**Supplied entries**
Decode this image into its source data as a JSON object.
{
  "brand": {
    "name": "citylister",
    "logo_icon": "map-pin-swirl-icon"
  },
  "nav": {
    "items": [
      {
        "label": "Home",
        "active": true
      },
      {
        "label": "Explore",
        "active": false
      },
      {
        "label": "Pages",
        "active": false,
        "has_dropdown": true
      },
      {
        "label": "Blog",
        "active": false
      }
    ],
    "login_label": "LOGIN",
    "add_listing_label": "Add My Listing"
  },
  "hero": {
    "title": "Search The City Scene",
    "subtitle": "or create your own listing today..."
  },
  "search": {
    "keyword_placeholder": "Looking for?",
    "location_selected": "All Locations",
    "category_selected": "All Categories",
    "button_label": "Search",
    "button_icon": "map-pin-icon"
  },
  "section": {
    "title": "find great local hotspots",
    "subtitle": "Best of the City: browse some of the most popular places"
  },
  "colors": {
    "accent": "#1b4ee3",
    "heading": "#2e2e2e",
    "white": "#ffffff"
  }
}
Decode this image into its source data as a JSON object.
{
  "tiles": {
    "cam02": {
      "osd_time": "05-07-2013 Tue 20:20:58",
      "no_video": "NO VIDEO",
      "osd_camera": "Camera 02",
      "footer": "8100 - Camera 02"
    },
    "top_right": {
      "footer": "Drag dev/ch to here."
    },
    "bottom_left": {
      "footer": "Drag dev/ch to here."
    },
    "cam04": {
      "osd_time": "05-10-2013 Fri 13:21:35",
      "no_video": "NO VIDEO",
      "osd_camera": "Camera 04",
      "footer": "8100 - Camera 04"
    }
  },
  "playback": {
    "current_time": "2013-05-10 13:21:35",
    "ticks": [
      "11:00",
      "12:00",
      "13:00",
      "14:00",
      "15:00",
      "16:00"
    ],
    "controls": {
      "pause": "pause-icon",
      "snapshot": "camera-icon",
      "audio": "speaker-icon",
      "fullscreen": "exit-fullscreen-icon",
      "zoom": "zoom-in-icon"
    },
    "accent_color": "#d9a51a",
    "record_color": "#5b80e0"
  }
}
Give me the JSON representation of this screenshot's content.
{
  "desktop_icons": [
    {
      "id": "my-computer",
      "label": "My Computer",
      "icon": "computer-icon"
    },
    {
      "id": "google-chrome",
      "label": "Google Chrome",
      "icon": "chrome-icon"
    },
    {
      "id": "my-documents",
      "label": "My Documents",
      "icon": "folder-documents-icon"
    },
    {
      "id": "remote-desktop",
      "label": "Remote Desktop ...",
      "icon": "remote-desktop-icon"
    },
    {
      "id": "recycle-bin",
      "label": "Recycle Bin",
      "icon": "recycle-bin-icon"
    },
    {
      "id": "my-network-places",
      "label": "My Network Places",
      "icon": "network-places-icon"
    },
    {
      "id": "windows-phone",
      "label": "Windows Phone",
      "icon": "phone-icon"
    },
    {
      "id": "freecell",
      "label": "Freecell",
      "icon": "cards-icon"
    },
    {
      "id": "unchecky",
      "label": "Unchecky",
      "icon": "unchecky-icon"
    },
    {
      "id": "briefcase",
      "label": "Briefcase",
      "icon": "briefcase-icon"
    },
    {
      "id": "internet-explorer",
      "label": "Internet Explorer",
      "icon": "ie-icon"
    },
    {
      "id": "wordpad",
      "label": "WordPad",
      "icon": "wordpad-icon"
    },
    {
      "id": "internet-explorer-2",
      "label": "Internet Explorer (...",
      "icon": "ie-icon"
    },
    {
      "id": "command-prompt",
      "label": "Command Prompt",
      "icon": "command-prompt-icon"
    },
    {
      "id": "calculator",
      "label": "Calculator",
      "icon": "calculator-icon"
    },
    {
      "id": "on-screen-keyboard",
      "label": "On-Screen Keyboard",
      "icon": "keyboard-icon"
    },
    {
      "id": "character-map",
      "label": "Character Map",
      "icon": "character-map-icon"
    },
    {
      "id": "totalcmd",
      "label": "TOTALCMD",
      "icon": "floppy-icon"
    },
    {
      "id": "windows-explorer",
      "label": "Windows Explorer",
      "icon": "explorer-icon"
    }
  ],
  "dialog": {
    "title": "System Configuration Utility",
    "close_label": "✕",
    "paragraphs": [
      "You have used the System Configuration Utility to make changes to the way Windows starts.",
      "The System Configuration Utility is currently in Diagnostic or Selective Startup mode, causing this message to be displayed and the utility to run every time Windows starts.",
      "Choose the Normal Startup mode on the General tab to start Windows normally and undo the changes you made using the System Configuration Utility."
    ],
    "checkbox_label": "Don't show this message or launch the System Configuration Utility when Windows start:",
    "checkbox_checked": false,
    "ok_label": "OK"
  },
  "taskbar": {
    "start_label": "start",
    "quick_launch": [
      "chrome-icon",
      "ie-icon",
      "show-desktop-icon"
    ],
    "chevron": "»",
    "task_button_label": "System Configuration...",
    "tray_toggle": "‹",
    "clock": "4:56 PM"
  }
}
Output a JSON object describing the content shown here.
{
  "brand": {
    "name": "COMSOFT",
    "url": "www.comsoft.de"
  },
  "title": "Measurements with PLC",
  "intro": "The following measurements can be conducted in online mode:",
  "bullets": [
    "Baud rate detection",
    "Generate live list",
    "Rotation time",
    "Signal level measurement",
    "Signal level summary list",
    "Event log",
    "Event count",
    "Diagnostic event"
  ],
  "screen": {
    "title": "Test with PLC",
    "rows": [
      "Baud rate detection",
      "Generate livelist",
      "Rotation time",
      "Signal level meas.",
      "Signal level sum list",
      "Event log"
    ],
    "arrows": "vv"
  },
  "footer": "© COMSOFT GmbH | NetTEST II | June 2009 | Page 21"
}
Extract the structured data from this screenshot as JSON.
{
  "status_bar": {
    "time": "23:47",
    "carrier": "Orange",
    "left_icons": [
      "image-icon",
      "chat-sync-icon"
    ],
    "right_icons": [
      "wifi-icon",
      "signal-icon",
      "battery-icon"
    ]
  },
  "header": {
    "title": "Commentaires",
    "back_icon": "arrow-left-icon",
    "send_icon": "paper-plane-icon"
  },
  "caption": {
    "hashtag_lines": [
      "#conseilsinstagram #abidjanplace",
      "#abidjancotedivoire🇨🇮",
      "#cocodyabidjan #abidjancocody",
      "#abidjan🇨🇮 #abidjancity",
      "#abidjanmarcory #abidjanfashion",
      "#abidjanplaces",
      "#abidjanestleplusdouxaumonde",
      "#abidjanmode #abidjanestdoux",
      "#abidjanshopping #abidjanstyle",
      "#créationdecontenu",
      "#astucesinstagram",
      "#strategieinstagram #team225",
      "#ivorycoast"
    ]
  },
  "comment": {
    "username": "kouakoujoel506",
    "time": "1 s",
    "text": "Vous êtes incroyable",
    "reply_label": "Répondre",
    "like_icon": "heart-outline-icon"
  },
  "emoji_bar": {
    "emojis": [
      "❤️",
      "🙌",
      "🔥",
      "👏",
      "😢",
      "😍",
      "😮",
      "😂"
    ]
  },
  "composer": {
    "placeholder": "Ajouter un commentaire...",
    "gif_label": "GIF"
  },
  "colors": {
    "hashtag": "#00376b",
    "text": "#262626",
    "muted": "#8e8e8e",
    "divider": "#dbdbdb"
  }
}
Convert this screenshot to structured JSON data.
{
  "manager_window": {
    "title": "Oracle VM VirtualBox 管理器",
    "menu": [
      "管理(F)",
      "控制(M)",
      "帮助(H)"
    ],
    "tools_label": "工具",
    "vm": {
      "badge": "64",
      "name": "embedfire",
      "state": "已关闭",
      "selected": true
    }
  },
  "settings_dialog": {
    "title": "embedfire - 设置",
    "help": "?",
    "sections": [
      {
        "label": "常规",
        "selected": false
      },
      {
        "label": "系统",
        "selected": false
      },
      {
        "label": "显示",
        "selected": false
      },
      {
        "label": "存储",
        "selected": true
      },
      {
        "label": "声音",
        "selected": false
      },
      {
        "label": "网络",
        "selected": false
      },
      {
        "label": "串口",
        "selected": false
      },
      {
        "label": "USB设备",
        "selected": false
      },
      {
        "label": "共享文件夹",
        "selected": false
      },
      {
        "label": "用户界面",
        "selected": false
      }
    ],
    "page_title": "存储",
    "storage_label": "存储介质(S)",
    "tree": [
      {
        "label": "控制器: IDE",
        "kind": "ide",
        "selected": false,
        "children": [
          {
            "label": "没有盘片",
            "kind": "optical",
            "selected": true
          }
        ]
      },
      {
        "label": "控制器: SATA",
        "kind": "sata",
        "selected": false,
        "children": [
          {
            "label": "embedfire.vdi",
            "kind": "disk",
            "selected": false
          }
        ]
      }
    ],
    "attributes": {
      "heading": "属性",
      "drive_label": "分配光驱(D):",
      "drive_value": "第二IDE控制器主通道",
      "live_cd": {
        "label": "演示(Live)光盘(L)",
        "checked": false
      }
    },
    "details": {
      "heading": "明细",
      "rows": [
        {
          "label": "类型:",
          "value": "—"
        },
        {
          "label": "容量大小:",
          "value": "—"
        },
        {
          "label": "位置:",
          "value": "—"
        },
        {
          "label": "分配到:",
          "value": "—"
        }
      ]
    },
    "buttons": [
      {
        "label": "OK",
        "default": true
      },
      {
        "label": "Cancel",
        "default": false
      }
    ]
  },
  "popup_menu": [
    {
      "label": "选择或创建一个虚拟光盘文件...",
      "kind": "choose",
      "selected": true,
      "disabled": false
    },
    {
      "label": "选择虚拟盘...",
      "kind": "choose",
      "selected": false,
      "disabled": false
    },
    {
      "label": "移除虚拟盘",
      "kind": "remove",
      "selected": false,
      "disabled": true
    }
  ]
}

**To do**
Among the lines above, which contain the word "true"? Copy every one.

**Exercise result**
        "active": true
        "has_dropdown": true
      "selected": true
        "selected": true
            "selected": true
        "default": true
      "selected": true,
      "disabled": true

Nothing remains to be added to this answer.